Despite its much-appreciated complexity and multinational bent, Chris Roberson and Jonathan Maybury’s “Sovereign” does not have a strong first issue. It struggles to world-build clearly, does not develop its characters very much and – what perhaps bothered me most – fails to make the most of its medium. As a series opener, it tells the audience a lot about the creative team’s approach, but not much about the characters or the world. Luckily for the coming issues, that approach is a great one; it should make for a series with a strong and many-contoured political landscape. But this introduction unfortunately undersells “Sovereign.”
For me, one of the most interesting parts of fantasy is what it can say about international politics, and how important intercultural understanding can be in a crisis. In large-scale fantasy battles, it’s not just about how “know your enemy” can help to win the war; it’s often about how not knowing one’s enemy can escalate a conflict or introduce one where it needn’t exist. So I’m excited that “Sovereign” is clearly interested in the ways that different groups intersect and do or don’t interact. Rather than resorting to the homogenous, monolith cultures that sometimes pop up in the fantasy genre, the creative team is constructing a more complex society.
The first issue is split into three parts, highlighting three groups who have nothing in common except a shared threat. One chapter follows the Luminari, the caste-less outcasts responsible for disposing of the dead; the second follows the heir apparent to the throne of Khend, who is more horse-lord than Khendish; and the last follows a diplomatic envoy from Albelund en route to Khend. Through these short pieces, “Sovereign” #1 does succeed in laying out each group’s broad concerns, but it didn’t get me to invest in either them or the broader universe.

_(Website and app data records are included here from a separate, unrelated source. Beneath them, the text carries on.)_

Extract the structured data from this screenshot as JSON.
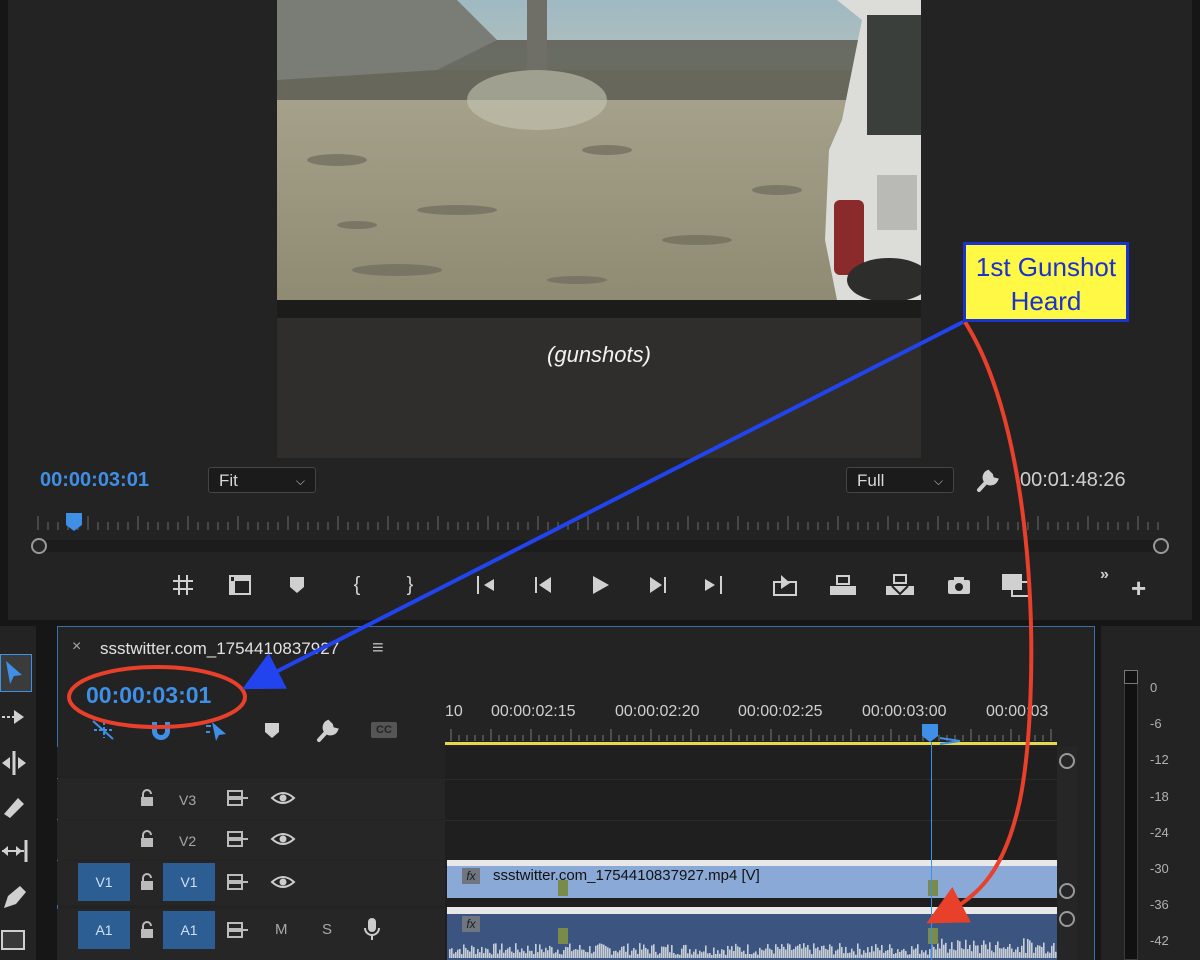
{
  "monitor": {
    "caption": "(gunshots)",
    "playhead_timecode": "00:00:03:01",
    "zoom_select": "Fit",
    "quality_select": "Full",
    "duration_timecode": "00:01:48:26",
    "scrub_progress": 0.02
  },
  "timeline": {
    "sequence_name": "ssstwitter.com_1754410837927",
    "timecode": "00:00:03:01",
    "ruler_ticks": [
      "10",
      "00:00:02:15",
      "00:00:02:20",
      "00:00:02:25",
      "00:00:03:00",
      "00:00:03"
    ],
    "tracks": {
      "v3": "V3",
      "v2": "V2",
      "v1_source": "V1",
      "v1": "V1",
      "a1_source": "A1",
      "a1": "A1",
      "mute": "M",
      "solo": "S"
    },
    "video_clip_name": "ssstwitter.com_1754410837927.mp4 [V]",
    "fx_label": "fx",
    "cc_label": "CC"
  },
  "meter": {
    "labels": [
      "0",
      "-6",
      "-12",
      "-18",
      "-24",
      "-30",
      "-36",
      "-42"
    ]
  },
  "annotation": {
    "line1": "1st Gunshot",
    "line2": "Heard"
  },
  "colors": {
    "accent_blue": "#3f8fe6",
    "annotation_bg": "#fff844",
    "annotation_border": "#1a33cc",
    "arrow_blue": "#2244ee",
    "arrow_red": "#e8402a",
    "video_clip": "#8aa9d6",
    "audio_clip": "#3b5580",
    "work_area": "#e6d84a"
  }
}
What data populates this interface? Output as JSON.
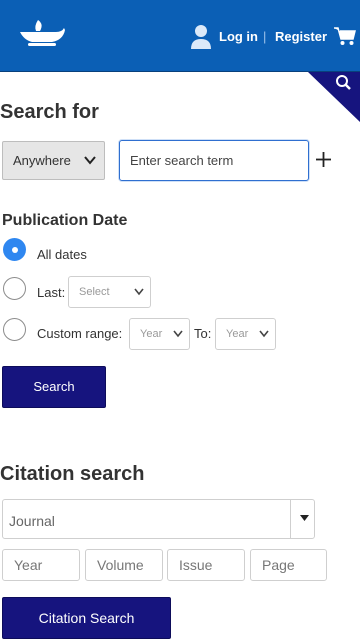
{
  "header": {
    "login_label": "Log in",
    "separator": "|",
    "register_label": "Register",
    "brand_color": "#0b5fb5"
  },
  "search": {
    "heading": "Search for",
    "scope_value": "Anywhere",
    "term_placeholder": "Enter search term"
  },
  "publication": {
    "heading": "Publication Date",
    "all_dates_label": "All dates",
    "last_label": "Last:",
    "last_select_value": "Select",
    "custom_label": "Custom range:",
    "from_year_value": "Year",
    "to_label": "To:",
    "to_year_value": "Year",
    "selected": "All dates",
    "search_button": "Search"
  },
  "citation": {
    "heading": "Citation search",
    "journal_placeholder": "Journal",
    "year_placeholder": "Year",
    "volume_placeholder": "Volume",
    "issue_placeholder": "Issue",
    "page_placeholder": "Page",
    "button_label": "Citation Search",
    "button_color": "#16147e"
  },
  "icons": [
    "lamp-logo-icon",
    "user-icon",
    "cart-icon",
    "search-icon",
    "plus-icon",
    "chevron-down-icon",
    "caret-down-icon"
  ]
}
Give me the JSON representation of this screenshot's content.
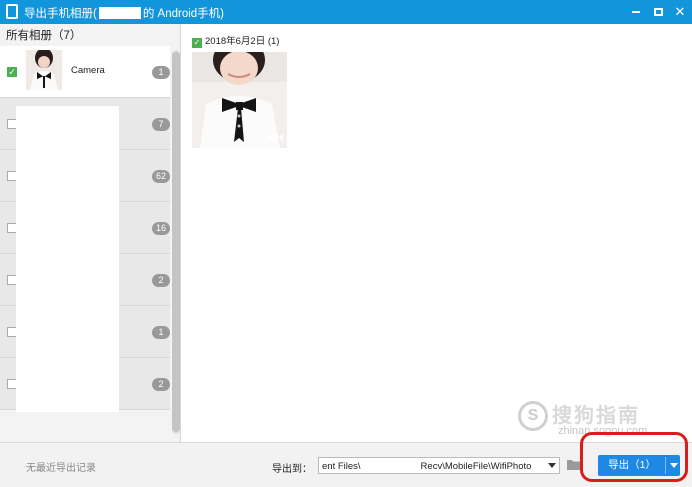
{
  "window": {
    "title_prefix": "导出手机相册(",
    "title_suffix": "的 Android手机)",
    "minimize_icon": "minimize-icon",
    "maximize_icon": "maximize-icon",
    "close_glyph": "✕"
  },
  "sidebar": {
    "header": "所有相册（7）",
    "albums": [
      {
        "name": "Camera",
        "count": "1",
        "checked": true
      },
      {
        "name": "",
        "count": "7",
        "checked": false
      },
      {
        "name": "",
        "count": "62",
        "checked": false
      },
      {
        "name": "",
        "count": "16",
        "checked": false
      },
      {
        "name": "",
        "count": "2",
        "checked": false
      },
      {
        "name": "",
        "count": "1",
        "checked": false
      },
      {
        "name": "",
        "count": "2",
        "checked": false
      }
    ]
  },
  "content": {
    "groups": [
      {
        "date_label": "2018年6月2日 (1)",
        "checked": true,
        "photos": [
          {
            "type": "video"
          }
        ]
      }
    ]
  },
  "footer": {
    "recent_label": "无最近导出记录",
    "export_to_label": "导出到：",
    "path_part1": "ent Files\\",
    "path_part2": "Recv\\MobileFile\\WifiPhoto",
    "export_button": "导出（1）"
  },
  "watermark": {
    "logo": "S",
    "text": "搜狗指南",
    "url": "zhinan.sogou.com"
  },
  "colors": {
    "titlebar": "#1296db",
    "accent": "#1e88e5",
    "check": "#4caf50",
    "annotation": "#d71e1e"
  }
}
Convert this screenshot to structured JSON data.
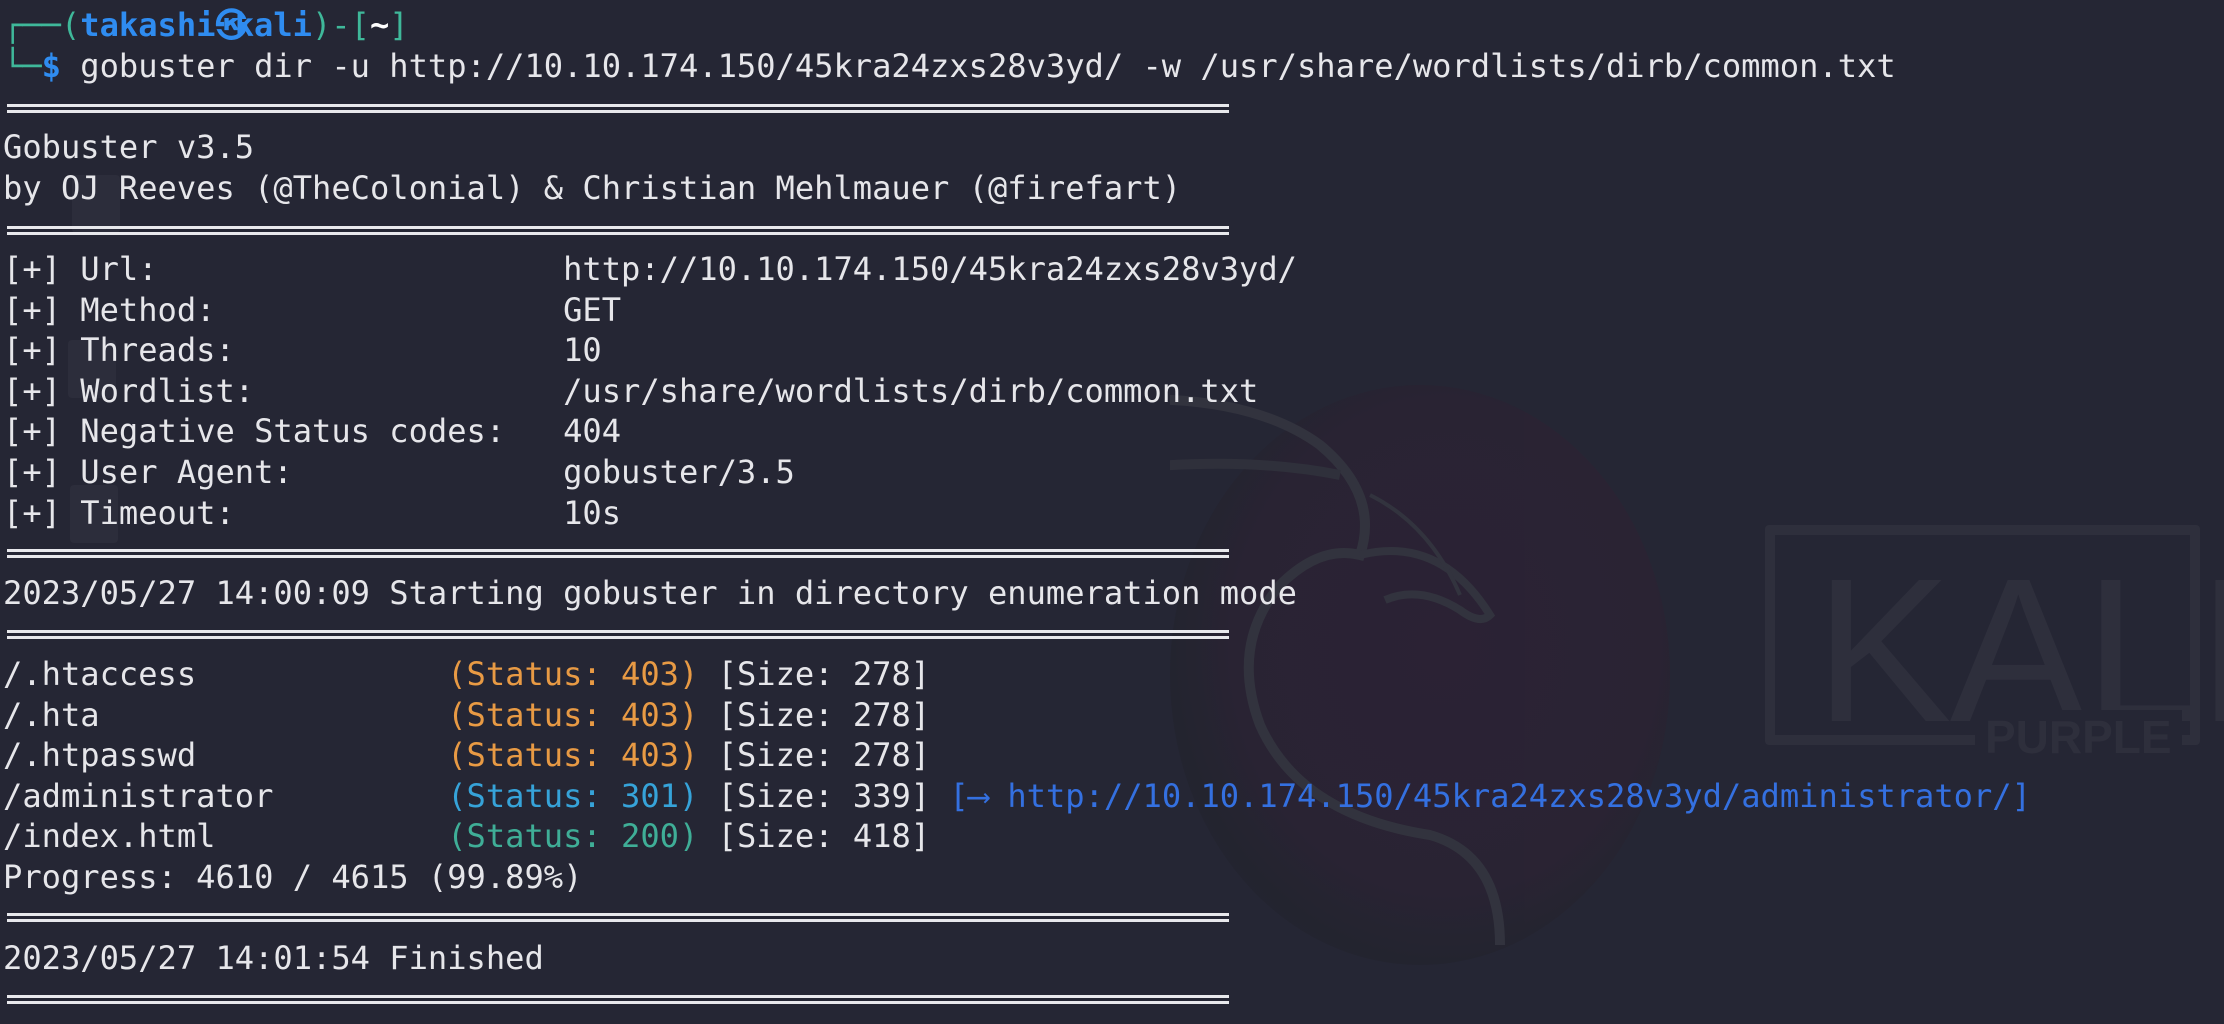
{
  "prompt": {
    "user": "takashi",
    "host": "kali",
    "cwd": "~",
    "symbol": "$",
    "separator_icon": "kali-circle-icon",
    "command": "gobuster dir -u http://10.10.174.150/45kra24zxs28v3yd/ -w /usr/share/wordlists/dirb/common.txt"
  },
  "banner": {
    "title": "Gobuster v3.5",
    "authors": "by OJ Reeves (@TheColonial) & Christian Mehlmauer (@firefart)"
  },
  "config": [
    {
      "prefix": "[+]",
      "key": "Url:                     ",
      "value": "http://10.10.174.150/45kra24zxs28v3yd/"
    },
    {
      "prefix": "[+]",
      "key": "Method:                  ",
      "value": "GET"
    },
    {
      "prefix": "[+]",
      "key": "Threads:                 ",
      "value": "10"
    },
    {
      "prefix": "[+]",
      "key": "Wordlist:                ",
      "value": "/usr/share/wordlists/dirb/common.txt"
    },
    {
      "prefix": "[+]",
      "key": "Negative Status codes:   ",
      "value": "404"
    },
    {
      "prefix": "[+]",
      "key": "User Agent:              ",
      "value": "gobuster/3.5"
    },
    {
      "prefix": "[+]",
      "key": "Timeout:                 ",
      "value": "10s"
    }
  ],
  "start_message": "2023/05/27 14:00:09 Starting gobuster in directory enumeration mode",
  "results": [
    {
      "path": "/.htaccess            ",
      "status": "(Status: 403)",
      "size": "[Size: 278]",
      "status_class": "orange"
    },
    {
      "path": "/.hta                 ",
      "status": "(Status: 403)",
      "size": "[Size: 278]",
      "status_class": "orange"
    },
    {
      "path": "/.htpasswd            ",
      "status": "(Status: 403)",
      "size": "[Size: 278]",
      "status_class": "orange"
    },
    {
      "path": "/administrator        ",
      "status": "(Status: 301)",
      "size": "[Size: 339]",
      "status_class": "cyan",
      "redirect": "[--> http://10.10.174.150/45kra24zxs28v3yd/administrator/]"
    },
    {
      "path": "/index.html           ",
      "status": "(Status: 200)",
      "size": "[Size: 418]",
      "status_class": "teal"
    }
  ],
  "progress": {
    "text": "Progress: 4610 / 4615 (99.89%)",
    "done": 4610,
    "total": 4615,
    "percent": 99.89
  },
  "finish_message": "2023/05/27 14:01:54 Finished",
  "colors": {
    "background": "#252634",
    "prompt_frame": "#3fb89a",
    "prompt_user": "#2f8cf0",
    "status_403": "#e89a44",
    "status_301": "#36a3d9",
    "status_200": "#3fae97",
    "redirect_link": "#3470e0"
  },
  "wallpaper": {
    "logo_text": "KALI",
    "logo_subtext": "PURPLE"
  }
}
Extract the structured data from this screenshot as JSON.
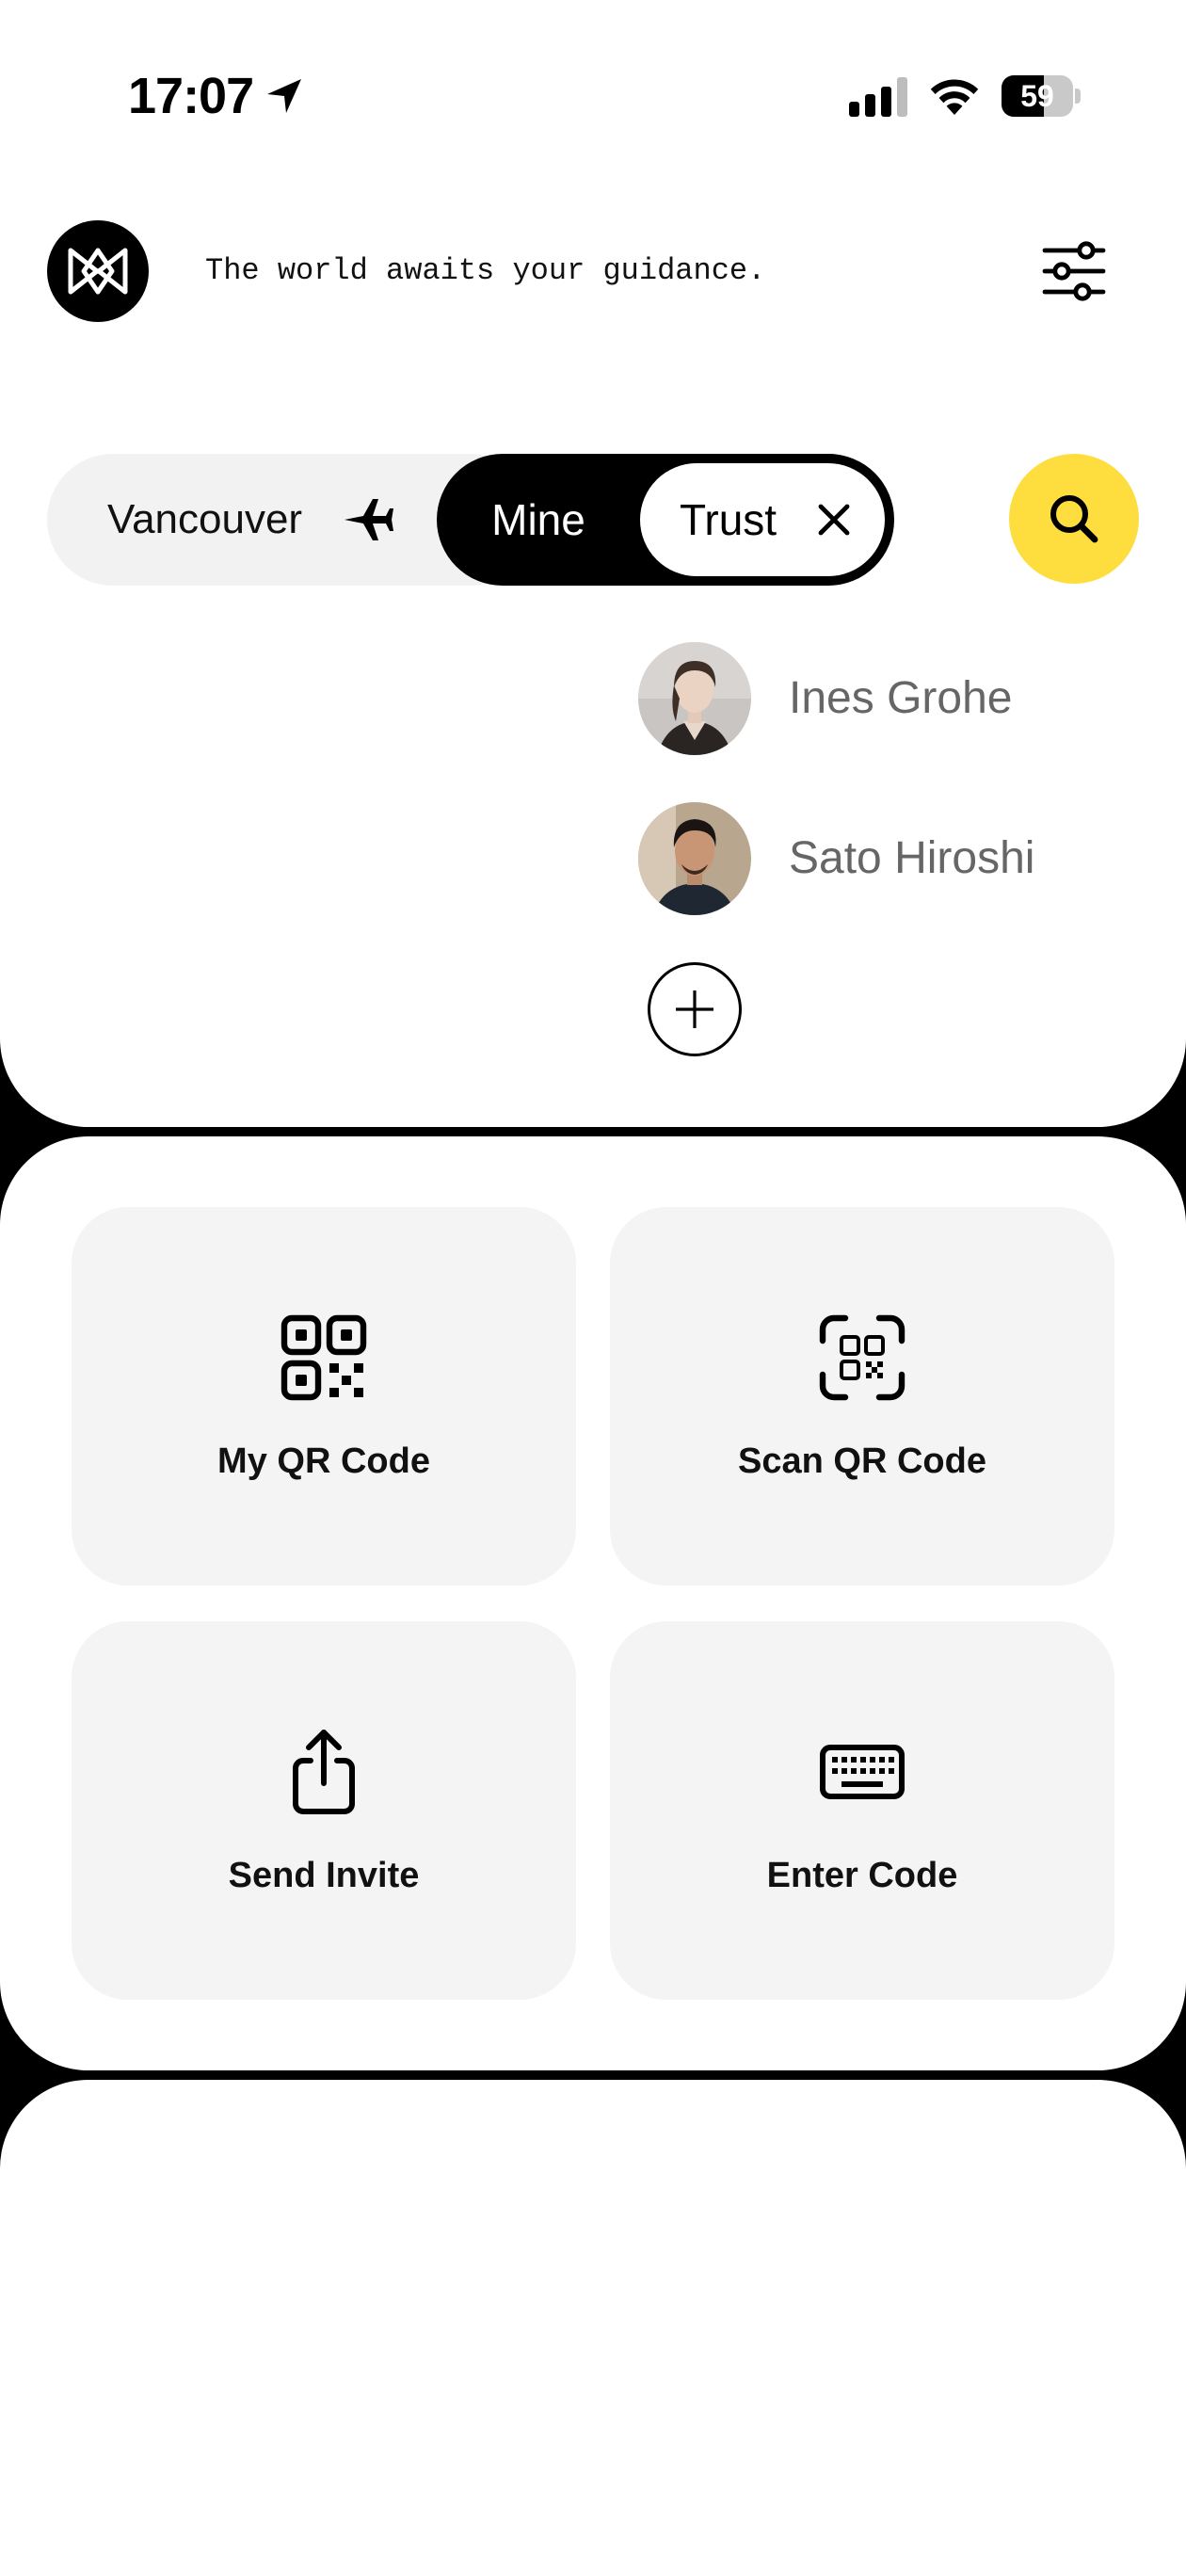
{
  "status_bar": {
    "time": "17:07",
    "battery_percent": "59",
    "icons": [
      "location-arrow-icon",
      "signal-icon",
      "wifi-icon",
      "battery-icon"
    ]
  },
  "header": {
    "tagline": "The world awaits your guidance.",
    "logo_icon": "bowtie-logo-icon",
    "filter_icon": "sliders-icon"
  },
  "toggle_row": {
    "location": "Vancouver",
    "location_icon": "airplane-icon",
    "segments": [
      "Mine",
      "Trust"
    ],
    "selected_segment": "Trust",
    "clear_icon": "close-icon",
    "search_icon": "search-icon"
  },
  "contacts": [
    {
      "name": "Ines Grohe"
    },
    {
      "name": "Sato Hiroshi"
    }
  ],
  "add_contact_icon": "plus-circle-icon",
  "actions": [
    {
      "label": "My QR Code",
      "icon": "qr-code-icon"
    },
    {
      "label": "Scan QR Code",
      "icon": "qr-scan-icon"
    },
    {
      "label": "Send Invite",
      "icon": "share-icon"
    },
    {
      "label": "Enter Code",
      "icon": "keyboard-icon"
    }
  ],
  "colors": {
    "accent_yellow": "#fedd3f",
    "tile_bg": "#f4f4f4",
    "pill_bg": "#f2f2f2",
    "name_gray": "#666666"
  }
}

It was telling that the prose at the end was the most compelling piece of world- and character-building. That section has all the good stuff – details about the world, clear historic alignment, a poignant character arc – that the actual “comics” part of the issue lacks. These are things that the reader needs to know, but Roberson tacks them on at the end rather than integrating them. I’m not against comics with long text portions in the back —what fantasy fan doesn’t love a meaty appendix? — but dumping all this here feels like cheating. It also feels like it’s selling the potential of comics short. Prose might convey this information more easily, but that doesn’t mean it does so more effectively or engagingly.
Maybury’s art is also somewhat awkward. His figures felt buried in their cloaks and costumes, and it could be difficult to discern what was going on. That said, I thought the reanimated shark corpse in the third chapter was creative and wonderfully done. As it coursed through the water toward the envoy’s ship, it looked like there were wailing skulls in its wake.
The issue as a whole is beautifully designed. The title pages for each of the three segments are modern and impactful, and the quotes at the beginning, though they’re an often-used approach, provide a clean encapsulation of each chapter’s emotional setting.
Perhaps the team behind “Sovereign” sees the multicultural, multi-layered nature of its story as the series’ real selling point, and that’s why this issue is structured to reveal so little about each group. If so, in some ways they’re right. It’s at least sold me on the next two or three issues. However, I do wish they’d sold it more strongly on the world and the characters themselves — because they all look quite interesting.